## [WORK TASK]
Where the word "screenshot" shows up in a line below, that line is counted. State how many lines are counted, without any other words.

## [SOURCE MATERIAL]
★ ★ ★ ★ ★ ★ ★

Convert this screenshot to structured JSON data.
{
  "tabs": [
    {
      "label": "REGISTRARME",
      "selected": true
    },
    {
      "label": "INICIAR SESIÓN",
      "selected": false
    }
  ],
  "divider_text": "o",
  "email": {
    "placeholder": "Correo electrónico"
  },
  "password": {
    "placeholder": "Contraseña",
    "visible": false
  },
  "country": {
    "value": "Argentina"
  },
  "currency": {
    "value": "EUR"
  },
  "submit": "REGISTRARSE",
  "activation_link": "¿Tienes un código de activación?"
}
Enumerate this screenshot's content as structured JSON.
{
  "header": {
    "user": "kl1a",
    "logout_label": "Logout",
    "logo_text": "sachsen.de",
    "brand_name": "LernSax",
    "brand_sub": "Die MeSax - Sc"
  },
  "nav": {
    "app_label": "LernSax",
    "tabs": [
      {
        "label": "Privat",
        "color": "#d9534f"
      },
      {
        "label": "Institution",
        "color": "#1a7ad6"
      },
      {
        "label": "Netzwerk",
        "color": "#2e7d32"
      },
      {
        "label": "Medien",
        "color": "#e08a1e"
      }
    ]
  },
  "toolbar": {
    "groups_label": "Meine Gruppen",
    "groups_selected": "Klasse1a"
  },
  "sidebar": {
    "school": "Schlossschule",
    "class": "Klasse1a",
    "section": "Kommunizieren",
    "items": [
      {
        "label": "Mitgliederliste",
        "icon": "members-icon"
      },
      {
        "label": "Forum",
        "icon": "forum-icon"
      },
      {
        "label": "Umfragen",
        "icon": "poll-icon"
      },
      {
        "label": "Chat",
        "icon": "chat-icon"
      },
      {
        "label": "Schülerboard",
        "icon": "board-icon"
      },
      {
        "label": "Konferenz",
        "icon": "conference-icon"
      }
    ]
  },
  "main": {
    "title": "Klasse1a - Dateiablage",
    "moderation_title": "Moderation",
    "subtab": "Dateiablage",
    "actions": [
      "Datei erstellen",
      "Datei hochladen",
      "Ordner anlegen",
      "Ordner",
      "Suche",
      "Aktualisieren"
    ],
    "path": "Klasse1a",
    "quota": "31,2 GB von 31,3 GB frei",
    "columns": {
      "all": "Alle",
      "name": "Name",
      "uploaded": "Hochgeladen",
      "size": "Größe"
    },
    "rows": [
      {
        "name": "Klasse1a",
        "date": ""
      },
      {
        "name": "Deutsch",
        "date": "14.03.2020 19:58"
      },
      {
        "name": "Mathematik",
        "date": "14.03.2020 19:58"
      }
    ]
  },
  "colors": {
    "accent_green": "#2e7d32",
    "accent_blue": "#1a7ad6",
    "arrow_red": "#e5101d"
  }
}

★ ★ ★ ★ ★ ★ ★

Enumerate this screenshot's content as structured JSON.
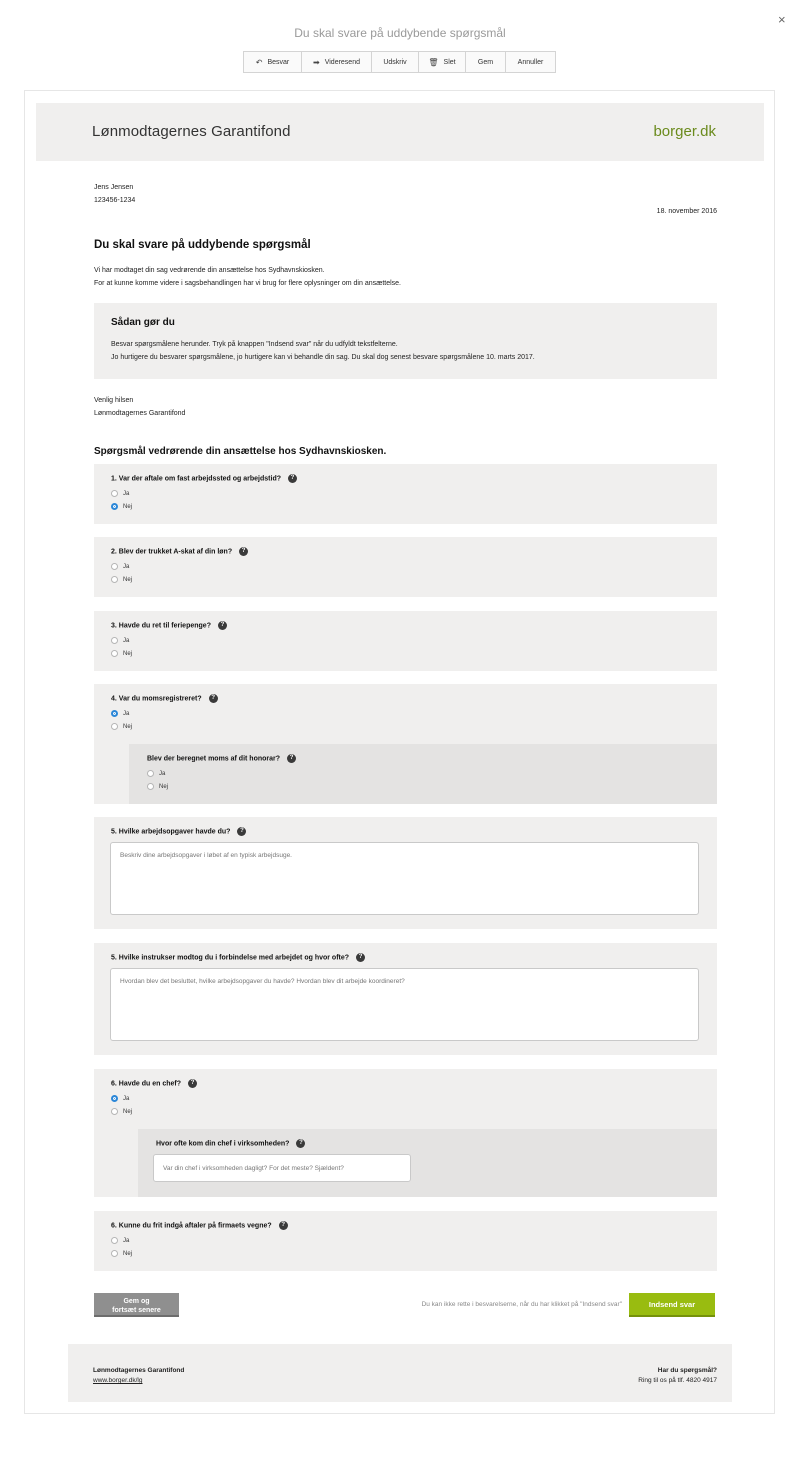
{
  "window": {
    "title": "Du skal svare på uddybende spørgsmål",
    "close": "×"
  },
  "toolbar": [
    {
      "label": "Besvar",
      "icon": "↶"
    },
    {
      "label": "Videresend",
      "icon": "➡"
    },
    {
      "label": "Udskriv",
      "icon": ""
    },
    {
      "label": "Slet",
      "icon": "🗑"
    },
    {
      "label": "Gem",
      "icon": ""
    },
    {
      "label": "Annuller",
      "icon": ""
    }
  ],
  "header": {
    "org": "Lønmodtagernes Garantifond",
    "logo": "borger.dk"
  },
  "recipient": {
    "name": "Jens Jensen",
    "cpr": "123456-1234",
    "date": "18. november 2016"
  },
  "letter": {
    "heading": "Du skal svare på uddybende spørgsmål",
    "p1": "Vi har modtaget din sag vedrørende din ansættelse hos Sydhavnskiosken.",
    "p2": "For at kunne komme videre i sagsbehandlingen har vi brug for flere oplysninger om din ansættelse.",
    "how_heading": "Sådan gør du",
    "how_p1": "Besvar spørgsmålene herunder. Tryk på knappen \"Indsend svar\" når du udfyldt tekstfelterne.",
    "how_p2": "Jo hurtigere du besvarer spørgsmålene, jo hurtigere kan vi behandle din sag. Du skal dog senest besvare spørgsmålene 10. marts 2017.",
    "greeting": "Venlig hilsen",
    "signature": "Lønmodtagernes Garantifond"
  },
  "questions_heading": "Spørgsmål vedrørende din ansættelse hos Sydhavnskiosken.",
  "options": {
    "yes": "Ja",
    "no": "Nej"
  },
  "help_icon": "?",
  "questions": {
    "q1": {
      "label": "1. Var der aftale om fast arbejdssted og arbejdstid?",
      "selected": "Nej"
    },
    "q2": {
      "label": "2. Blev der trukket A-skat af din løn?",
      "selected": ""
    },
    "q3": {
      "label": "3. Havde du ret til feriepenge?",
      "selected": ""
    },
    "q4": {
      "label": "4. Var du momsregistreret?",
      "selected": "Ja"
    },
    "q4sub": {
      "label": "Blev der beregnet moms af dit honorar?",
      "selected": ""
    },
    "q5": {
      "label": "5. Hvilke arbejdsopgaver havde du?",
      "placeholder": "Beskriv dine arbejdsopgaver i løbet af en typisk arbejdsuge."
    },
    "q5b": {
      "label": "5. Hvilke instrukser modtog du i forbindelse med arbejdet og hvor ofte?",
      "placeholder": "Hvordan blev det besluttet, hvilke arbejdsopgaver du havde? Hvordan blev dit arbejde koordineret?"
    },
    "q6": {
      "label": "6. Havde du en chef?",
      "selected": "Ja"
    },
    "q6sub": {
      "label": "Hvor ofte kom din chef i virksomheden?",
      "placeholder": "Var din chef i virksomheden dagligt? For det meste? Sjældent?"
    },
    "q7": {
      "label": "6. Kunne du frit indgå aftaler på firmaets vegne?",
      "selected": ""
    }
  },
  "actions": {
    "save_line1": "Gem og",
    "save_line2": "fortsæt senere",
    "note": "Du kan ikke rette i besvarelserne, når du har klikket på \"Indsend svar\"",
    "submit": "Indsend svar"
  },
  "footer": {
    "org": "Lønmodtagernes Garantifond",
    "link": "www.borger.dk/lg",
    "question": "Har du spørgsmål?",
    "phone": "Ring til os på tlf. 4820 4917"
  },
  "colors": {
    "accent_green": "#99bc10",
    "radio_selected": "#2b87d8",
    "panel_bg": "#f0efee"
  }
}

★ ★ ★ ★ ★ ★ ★

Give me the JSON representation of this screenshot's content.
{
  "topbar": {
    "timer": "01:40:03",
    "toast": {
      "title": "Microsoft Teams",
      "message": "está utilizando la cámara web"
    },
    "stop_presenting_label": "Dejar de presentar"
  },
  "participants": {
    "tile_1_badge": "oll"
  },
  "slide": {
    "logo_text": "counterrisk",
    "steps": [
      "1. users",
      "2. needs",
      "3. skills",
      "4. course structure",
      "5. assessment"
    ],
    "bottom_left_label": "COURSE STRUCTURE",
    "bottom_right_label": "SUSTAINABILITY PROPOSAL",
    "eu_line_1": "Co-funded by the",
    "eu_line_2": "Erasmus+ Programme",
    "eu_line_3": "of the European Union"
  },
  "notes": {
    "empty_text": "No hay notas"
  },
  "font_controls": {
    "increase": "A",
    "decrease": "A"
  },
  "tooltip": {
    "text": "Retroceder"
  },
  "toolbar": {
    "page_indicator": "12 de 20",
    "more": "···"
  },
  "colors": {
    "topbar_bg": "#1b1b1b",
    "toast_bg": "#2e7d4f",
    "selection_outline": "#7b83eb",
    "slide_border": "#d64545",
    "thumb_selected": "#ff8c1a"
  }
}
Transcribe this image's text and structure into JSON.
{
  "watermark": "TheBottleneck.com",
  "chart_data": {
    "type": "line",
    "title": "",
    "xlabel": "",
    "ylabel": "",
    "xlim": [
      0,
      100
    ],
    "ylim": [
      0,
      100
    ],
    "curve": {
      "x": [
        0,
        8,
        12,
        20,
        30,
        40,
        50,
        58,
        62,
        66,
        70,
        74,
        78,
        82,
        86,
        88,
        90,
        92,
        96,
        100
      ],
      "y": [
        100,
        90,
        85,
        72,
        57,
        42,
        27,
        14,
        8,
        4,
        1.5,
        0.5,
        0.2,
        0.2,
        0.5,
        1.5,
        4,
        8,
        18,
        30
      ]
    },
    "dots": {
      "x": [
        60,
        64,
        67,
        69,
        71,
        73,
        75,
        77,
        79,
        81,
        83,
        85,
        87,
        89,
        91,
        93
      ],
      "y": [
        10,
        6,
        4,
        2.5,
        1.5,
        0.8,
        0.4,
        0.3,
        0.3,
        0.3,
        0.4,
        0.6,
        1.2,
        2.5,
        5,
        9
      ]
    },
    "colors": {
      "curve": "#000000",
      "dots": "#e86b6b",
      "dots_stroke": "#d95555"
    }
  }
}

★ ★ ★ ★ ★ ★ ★

## [RESULT FOR THIS TASK]
4